But the victory in court has for MUDHA and its leaders meant suffering severe backlash in the DR. MUDHA was founded more than twenty years ago to provide "support for the woman migrant" who had even fewer rights that their male counterparts. With the assistance of MUDHA, Haitian migrant women now have the right to enter in contractual agreements, independent of men. In addition to advocacy and education in the human rights arena, MUDHA is also engaged in providing schools and health services to the migrant communities lacking these services. As a result of this advocacy and the case brought before the IACHR, the profile and visibility of MUDHA and its General Coordinator, Sonia Pierre have been raised, resulting in negative media reports and worse.

Ms. Pierre has received death threats against herself and her family and they now live in fear of their lives. Unknown person(s) removed her portrait, one of a photographic exhibit of "100 Excellent Dominican Women" on display at Independence Park in Santo Domingo. There have been expressions by some government officials and newspaper editorials denouncing Ms. Pierre and MUDHA for being part of an "international conspiracy" to tarnish the reputation of the government of the DR.

Perhaps most alarming was an effort by the Central Electoral Board (JCE), an arm of the government of the DR to annul the birth certificate of Ms. Pierre, granted in 1963, based on questions of the legal status of her parents and the validity of their documents at the time of her birth.

Ms. Pierre was the recipient of the 2006 Robert F. Kennedy Human Rights Award for her work to advance the human rights and bring justice to Dominicans of Haitian descent living in the DR. "We believe Soma Pierre has been targeted for investigation because of her work on behalf of human rights in the Dominico-Haitian community," stated Monika Kalra Varma, Director of the Robert F Kennedy Center for Human Rights. "The final authority for these decisions rests not with the JCE, but with the courts", said Varma. "She is a Dominican and is entitled to an impartial and transparent judicial process."

The immediacy of this situation is somewhat decreased as the government tries to decide whether the JCE has the authority to annul Ms. Pierre's birth certificate, and those of her children. This, however, does not settle the question and such a threat is very unsettling, at the very least.


*Robert F. Kennedy Memorial Human Rights Award

*Inter American Court Decision

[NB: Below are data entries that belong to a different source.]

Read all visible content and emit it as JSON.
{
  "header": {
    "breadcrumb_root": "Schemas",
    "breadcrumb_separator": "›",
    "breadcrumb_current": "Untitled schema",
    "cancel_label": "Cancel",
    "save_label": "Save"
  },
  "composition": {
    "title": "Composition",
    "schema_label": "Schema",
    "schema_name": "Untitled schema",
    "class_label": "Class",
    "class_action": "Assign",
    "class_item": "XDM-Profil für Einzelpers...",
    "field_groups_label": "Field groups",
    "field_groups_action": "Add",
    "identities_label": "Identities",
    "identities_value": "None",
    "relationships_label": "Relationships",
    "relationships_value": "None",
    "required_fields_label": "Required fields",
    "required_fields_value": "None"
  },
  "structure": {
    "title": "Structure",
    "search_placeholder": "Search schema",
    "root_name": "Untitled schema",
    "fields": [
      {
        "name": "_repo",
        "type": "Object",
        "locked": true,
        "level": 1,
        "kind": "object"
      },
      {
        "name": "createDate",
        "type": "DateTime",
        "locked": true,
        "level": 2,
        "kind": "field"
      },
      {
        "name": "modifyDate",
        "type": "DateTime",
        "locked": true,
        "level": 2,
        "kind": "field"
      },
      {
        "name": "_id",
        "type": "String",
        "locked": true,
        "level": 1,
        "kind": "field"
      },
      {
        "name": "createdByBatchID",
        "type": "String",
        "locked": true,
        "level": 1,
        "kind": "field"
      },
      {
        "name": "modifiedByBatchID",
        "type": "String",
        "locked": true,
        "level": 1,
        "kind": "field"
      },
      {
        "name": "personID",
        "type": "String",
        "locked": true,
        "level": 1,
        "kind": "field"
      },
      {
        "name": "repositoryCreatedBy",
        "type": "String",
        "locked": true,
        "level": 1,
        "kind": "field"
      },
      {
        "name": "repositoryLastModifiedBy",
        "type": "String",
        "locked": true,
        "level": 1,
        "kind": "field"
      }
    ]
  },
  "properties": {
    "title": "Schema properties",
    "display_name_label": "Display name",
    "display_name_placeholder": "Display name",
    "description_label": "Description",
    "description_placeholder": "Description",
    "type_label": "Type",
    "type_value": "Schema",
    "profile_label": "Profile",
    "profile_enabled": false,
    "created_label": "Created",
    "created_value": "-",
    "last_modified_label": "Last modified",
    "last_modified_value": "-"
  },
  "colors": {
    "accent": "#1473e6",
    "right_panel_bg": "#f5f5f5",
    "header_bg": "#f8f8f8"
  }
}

*Inter-American Justice Comes to the Dominican Republic: An Island Shakes as Human

*Rights and Sovereignty Clash

*Haitian Struggle in Dominican Republic


*Church World Service Director's Visit

*Justice for Haitian Refugees Conference